Stored items from a collection:

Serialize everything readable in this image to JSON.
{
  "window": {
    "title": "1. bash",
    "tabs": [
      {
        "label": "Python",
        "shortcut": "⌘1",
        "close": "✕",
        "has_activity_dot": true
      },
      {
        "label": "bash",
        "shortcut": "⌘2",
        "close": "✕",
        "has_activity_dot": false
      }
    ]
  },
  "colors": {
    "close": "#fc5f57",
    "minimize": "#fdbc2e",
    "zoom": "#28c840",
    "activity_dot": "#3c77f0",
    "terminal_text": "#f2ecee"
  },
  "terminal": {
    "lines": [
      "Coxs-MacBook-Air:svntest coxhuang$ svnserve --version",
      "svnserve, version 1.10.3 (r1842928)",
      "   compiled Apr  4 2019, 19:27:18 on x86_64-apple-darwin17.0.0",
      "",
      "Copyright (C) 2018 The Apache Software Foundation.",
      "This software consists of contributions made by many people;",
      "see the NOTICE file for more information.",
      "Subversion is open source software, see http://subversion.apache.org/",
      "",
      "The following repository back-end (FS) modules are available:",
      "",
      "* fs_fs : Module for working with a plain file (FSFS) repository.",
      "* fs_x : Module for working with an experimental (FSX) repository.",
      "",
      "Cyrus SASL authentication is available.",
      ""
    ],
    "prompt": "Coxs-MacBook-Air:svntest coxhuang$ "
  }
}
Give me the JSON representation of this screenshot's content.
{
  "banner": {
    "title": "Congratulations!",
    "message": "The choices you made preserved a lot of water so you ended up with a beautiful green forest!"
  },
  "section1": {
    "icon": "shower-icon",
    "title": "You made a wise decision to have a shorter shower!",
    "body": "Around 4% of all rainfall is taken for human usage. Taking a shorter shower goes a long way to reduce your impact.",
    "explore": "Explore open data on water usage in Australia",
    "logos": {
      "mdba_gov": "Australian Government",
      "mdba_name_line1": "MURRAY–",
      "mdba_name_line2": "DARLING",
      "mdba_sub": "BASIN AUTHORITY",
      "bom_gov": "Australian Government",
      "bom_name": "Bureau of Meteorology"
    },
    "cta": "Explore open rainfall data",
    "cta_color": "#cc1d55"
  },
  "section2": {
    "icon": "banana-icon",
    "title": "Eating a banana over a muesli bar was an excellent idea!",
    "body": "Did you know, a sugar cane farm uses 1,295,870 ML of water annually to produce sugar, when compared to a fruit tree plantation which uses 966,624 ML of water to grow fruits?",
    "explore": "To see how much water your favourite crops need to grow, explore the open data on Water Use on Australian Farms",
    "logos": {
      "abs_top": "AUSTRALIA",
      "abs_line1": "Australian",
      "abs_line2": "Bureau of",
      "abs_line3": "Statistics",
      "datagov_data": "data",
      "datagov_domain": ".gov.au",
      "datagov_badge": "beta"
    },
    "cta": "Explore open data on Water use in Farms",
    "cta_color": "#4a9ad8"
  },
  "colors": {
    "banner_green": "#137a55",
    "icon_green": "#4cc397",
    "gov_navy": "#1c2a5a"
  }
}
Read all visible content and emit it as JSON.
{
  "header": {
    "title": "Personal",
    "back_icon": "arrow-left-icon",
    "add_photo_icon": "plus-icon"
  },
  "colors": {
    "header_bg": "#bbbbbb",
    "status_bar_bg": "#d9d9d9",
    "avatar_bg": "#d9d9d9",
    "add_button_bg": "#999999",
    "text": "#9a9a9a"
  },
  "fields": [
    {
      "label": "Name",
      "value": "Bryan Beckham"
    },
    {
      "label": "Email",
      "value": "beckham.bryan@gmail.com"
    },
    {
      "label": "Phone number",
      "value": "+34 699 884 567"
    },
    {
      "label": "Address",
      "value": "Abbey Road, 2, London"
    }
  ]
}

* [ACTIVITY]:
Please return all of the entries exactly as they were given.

* [SOLVED EXERCISE]:
Serialize everything readable in this image to JSON.
{
  "window": {
    "title": "1. bash",
    "tabs": [
      {
        "label": "Python",
        "shortcut": "⌘1",
        "close": "✕",
        "has_activity_dot": true
      },
      {
        "label": "bash",
        "shortcut": "⌘2",
        "close": "✕",
        "has_activity_dot": false
      }
    ]
  },
  "colors": {
    "close": "#fc5f57",
    "minimize": "#fdbc2e",
    "zoom": "#28c840",
    "activity_dot": "#3c77f0",
    "terminal_text": "#f2ecee"
  },
  "terminal": {
    "lines": [
      "Coxs-MacBook-Air:svntest coxhuang$ svnserve --version",
      "svnserve, version 1.10.3 (r1842928)",
      "   compiled Apr  4 2019, 19:27:18 on x86_64-apple-darwin17.0.0",
      "",
      "Copyright (C) 2018 The Apache Software Foundation.",
      "This software consists of contributions made by many people;",
      "see the NOTICE file for more information.",
      "Subversion is open source software, see http://subversion.apache.org/",
      "",
      "The following repository back-end (FS) modules are available:",
      "",
      "* fs_fs : Module for working with a plain file (FSFS) repository.",
      "* fs_x : Module for working with an experimental (FSX) repository.",
      "",
      "Cyrus SASL authentication is available.",
      ""
    ],
    "prompt": "Coxs-MacBook-Air:svntest coxhuang$ "
  }
}
Give me the JSON representation of this screenshot's content.
{
  "banner": {
    "title": "Congratulations!",
    "message": "The choices you made preserved a lot of water so you ended up with a beautiful green forest!"
  },
  "section1": {
    "icon": "shower-icon",
    "title": "You made a wise decision to have a shorter shower!",
    "body": "Around 4% of all rainfall is taken for human usage. Taking a shorter shower goes a long way to reduce your impact.",
    "explore": "Explore open data on water usage in Australia",
    "logos": {
      "mdba_gov": "Australian Government",
      "mdba_name_line1": "MURRAY–",
      "mdba_name_line2": "DARLING",
      "mdba_sub": "BASIN AUTHORITY",
      "bom_gov": "Australian Government",
      "bom_name": "Bureau of Meteorology"
    },
    "cta": "Explore open rainfall data",
    "cta_color": "#cc1d55"
  },
  "section2": {
    "icon": "banana-icon",
    "title": "Eating a banana over a muesli bar was an excellent idea!",
    "body": "Did you know, a sugar cane farm uses 1,295,870 ML of water annually to produce sugar, when compared to a fruit tree plantation which uses 966,624 ML of water to grow fruits?",
    "explore": "To see how much water your favourite crops need to grow, explore the open data on Water Use on Australian Farms",
    "logos": {
      "abs_top": "AUSTRALIA",
      "abs_line1": "Australian",
      "abs_line2": "Bureau of",
      "abs_line3": "Statistics",
      "datagov_data": "data",
      "datagov_domain": ".gov.au",
      "datagov_badge": "beta"
    },
    "cta": "Explore open data on Water use in Farms",
    "cta_color": "#4a9ad8"
  },
  "colors": {
    "banner_green": "#137a55",
    "icon_green": "#4cc397",
    "gov_navy": "#1c2a5a"
  }
}
Read all visible content and emit it as JSON.
{
  "header": {
    "title": "Personal",
    "back_icon": "arrow-left-icon",
    "add_photo_icon": "plus-icon"
  },
  "colors": {
    "header_bg": "#bbbbbb",
    "status_bar_bg": "#d9d9d9",
    "avatar_bg": "#d9d9d9",
    "add_button_bg": "#999999",
    "text": "#9a9a9a"
  },
  "fields": [
    {
      "label": "Name",
      "value": "Bryan Beckham"
    },
    {
      "label": "Email",
      "value": "beckham.bryan@gmail.com"
    },
    {
      "label": "Phone number",
      "value": "+34 699 884 567"
    },
    {
      "label": "Address",
      "value": "Abbey Road, 2, London"
    }
  ]
}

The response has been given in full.